Another feature that has led to a great deal of trading is tax-loss harvesting, a powerful tool that may help reduce your current tax liabilities and leave you more to invest over time, which is available for taxable portfolios of at least $50,000.This feature can help take advantage of the turbulence by selling ETFs that have fallen below the price you paid for them to capture the loss. Proceeds from the sale are simultaneously reinvested into an alternate ETF in the same asset class that we've preselected. This way, you remain invested and positioned to benefit when markets recover. Tax-loss harvesting is a powerful process that can help to potentially reduce current tax liabilities for taxable accounts and leave you with more to invest over time.

Looking ahead to Q2 2020

Heading into Q2, the unprecedented monetary stimulus from the Fed has helped ease some of the market pressures, along with several fiscal stimulus measures passed by Congress, including a more than $2 trillion emergency aid package to help businesses and households.
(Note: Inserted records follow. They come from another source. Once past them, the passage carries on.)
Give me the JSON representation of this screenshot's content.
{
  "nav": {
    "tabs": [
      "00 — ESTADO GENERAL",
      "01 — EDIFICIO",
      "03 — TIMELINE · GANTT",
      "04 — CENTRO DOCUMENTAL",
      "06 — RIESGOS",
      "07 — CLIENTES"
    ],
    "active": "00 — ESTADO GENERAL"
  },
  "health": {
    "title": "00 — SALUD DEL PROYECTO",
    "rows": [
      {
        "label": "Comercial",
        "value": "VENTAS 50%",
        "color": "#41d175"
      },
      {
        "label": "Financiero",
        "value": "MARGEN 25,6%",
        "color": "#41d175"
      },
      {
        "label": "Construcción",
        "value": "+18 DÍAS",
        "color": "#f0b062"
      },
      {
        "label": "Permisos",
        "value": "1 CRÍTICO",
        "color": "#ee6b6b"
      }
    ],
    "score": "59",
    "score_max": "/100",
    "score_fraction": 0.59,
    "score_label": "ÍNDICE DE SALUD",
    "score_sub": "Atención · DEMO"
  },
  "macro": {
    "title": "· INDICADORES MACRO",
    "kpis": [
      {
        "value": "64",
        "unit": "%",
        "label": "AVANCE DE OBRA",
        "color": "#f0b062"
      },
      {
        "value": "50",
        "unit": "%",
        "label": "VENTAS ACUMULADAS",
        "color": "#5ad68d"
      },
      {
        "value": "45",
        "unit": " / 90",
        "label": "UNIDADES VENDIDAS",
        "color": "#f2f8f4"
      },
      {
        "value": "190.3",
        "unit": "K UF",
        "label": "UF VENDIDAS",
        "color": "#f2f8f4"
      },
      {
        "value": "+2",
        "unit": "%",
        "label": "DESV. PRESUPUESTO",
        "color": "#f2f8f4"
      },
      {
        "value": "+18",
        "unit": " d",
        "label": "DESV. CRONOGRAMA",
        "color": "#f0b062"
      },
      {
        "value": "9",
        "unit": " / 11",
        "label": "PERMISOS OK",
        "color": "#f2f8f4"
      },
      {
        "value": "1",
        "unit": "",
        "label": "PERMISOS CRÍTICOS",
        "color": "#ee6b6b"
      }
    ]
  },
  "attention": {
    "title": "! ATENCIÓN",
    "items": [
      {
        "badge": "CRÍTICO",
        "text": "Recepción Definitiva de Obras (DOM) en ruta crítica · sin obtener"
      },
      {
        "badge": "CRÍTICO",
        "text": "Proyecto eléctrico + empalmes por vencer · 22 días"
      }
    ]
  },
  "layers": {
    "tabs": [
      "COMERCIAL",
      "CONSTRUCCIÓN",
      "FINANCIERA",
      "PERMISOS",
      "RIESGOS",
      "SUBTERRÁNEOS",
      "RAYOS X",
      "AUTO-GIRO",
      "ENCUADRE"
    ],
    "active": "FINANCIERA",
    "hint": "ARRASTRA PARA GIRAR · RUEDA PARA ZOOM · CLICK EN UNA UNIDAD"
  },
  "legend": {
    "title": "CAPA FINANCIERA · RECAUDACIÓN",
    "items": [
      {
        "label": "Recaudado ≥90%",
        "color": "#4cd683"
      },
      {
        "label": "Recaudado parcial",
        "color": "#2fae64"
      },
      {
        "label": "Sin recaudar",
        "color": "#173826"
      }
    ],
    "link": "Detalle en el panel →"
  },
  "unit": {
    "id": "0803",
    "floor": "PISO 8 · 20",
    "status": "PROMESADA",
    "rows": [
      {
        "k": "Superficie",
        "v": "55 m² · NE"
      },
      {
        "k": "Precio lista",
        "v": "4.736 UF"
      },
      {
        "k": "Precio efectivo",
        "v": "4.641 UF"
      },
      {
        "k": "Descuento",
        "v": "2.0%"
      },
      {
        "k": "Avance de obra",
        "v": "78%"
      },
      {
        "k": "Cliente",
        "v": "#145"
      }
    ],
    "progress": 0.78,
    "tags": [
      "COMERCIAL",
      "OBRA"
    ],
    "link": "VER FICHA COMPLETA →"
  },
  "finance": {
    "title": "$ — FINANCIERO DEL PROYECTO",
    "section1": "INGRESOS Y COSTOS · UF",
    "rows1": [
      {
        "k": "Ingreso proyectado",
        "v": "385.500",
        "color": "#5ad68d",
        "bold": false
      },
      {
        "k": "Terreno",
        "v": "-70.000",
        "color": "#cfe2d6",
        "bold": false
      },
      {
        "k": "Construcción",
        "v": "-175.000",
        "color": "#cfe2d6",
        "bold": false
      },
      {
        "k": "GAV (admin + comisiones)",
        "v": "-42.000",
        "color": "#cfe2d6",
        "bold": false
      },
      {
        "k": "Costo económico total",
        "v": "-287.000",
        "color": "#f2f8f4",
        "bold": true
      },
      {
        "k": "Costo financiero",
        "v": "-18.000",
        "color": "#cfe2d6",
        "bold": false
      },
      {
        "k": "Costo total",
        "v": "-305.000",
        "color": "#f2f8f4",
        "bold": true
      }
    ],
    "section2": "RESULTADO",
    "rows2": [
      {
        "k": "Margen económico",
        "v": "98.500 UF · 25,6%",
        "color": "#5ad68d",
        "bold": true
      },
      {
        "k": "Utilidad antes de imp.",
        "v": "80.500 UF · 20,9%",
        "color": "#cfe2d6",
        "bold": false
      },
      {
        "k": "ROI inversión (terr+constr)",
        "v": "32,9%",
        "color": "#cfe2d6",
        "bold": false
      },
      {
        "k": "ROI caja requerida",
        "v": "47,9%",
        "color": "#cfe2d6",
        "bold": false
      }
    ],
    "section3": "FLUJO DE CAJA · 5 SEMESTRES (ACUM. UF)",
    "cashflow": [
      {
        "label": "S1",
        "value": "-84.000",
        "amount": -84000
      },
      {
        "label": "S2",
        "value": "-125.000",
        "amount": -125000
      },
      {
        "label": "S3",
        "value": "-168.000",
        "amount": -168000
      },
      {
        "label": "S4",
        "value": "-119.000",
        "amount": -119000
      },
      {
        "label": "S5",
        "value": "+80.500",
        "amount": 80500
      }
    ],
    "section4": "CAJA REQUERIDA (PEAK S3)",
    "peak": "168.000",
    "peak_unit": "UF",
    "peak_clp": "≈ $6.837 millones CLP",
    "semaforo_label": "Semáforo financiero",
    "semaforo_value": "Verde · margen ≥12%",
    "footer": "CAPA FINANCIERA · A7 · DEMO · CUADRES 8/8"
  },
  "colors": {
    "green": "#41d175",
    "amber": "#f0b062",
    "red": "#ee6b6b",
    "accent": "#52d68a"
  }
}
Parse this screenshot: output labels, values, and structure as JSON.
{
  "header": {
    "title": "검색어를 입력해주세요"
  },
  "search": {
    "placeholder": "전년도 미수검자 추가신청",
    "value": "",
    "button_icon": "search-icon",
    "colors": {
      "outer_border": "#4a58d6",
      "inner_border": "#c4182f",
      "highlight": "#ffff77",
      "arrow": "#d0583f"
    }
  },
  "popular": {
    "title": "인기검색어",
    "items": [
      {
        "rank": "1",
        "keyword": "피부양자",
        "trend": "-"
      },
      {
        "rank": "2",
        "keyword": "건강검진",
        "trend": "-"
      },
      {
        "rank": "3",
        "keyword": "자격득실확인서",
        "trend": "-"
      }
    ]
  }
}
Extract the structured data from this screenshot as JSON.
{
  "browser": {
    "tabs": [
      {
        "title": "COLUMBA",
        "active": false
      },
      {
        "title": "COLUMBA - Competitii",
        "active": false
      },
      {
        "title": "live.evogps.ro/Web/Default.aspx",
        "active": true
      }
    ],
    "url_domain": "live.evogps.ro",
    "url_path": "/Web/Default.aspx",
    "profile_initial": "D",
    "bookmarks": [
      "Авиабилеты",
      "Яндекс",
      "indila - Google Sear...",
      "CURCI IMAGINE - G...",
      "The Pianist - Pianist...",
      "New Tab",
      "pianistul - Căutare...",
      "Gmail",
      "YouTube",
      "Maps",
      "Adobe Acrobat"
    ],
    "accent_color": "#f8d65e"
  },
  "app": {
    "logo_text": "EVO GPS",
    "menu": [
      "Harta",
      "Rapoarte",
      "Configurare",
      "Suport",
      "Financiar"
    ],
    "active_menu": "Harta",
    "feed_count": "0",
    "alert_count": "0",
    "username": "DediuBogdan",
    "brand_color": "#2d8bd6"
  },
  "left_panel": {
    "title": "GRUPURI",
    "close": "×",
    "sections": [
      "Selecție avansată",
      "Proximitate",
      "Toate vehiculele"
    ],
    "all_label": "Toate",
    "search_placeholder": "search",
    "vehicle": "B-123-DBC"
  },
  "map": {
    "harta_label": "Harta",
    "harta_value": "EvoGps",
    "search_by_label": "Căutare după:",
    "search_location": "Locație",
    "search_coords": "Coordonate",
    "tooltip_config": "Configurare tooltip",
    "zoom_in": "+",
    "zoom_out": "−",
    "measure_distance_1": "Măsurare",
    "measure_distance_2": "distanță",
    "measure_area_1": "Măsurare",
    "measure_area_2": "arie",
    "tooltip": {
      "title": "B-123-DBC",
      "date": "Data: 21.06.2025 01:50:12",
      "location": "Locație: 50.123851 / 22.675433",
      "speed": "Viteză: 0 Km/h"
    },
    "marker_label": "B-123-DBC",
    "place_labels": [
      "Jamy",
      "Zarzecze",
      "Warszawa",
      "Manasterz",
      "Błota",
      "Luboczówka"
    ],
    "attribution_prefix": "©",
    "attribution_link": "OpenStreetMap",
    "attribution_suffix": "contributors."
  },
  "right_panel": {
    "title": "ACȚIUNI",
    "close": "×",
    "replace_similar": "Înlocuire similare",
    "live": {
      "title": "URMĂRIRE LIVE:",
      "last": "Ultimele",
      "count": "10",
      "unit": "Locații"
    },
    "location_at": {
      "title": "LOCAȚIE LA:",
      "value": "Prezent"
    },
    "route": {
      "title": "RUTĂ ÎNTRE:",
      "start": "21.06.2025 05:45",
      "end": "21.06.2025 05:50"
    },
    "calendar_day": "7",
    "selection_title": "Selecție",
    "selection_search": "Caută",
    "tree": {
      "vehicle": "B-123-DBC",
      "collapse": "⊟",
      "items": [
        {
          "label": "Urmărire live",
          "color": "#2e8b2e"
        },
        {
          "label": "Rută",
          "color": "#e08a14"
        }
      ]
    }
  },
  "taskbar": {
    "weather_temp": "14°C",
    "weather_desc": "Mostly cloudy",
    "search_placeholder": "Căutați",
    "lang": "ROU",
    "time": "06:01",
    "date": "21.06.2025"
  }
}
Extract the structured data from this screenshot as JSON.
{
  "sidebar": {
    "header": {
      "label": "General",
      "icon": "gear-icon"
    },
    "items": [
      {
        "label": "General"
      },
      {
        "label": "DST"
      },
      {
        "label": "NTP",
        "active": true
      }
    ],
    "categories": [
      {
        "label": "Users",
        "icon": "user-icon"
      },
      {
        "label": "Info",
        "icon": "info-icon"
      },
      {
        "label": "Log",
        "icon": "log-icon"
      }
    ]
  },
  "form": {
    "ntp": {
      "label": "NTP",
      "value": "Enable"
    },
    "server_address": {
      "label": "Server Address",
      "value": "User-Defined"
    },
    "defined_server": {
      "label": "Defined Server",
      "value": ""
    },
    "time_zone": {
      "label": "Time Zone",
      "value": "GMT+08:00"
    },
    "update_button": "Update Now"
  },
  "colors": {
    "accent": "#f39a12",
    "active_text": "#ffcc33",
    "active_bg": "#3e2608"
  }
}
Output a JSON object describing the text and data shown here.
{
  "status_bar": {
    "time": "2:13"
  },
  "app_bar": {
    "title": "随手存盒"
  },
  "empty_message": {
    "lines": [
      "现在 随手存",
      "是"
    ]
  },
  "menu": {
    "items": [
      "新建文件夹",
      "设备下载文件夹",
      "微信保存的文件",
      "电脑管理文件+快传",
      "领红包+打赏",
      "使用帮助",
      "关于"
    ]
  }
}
All of this stimulus should help markets and the economy, though it will take some time. The economy appears to have fallen into a recession, and a deep decline in GDP is expected for Q2. Though, at this point, most economic forecasts still expect growth to pick back up in the second half of the year.

Markets are likely to remain choppy in the near term until greater clarity is gained on when new coronavirus cases will peak and how severe the economic shock will be. History shows that it can take time to establish a bottom in a bear market, and sizable up and down moves might continue. Amid the elevated uncertainty, it's important to take a step back to avoid letting emotion control investment decisions. Time-tested investment principles of investing in a diversified portfolio, disciplined rebalancing and ignoring short-term market noise is designed to help navigate through these challenging periods and stay focused on your longer-term goals.

David Koenig CFA®, FRM®, is Vice President and Chief Investment Strategist for Schwab Intelligent Portfolios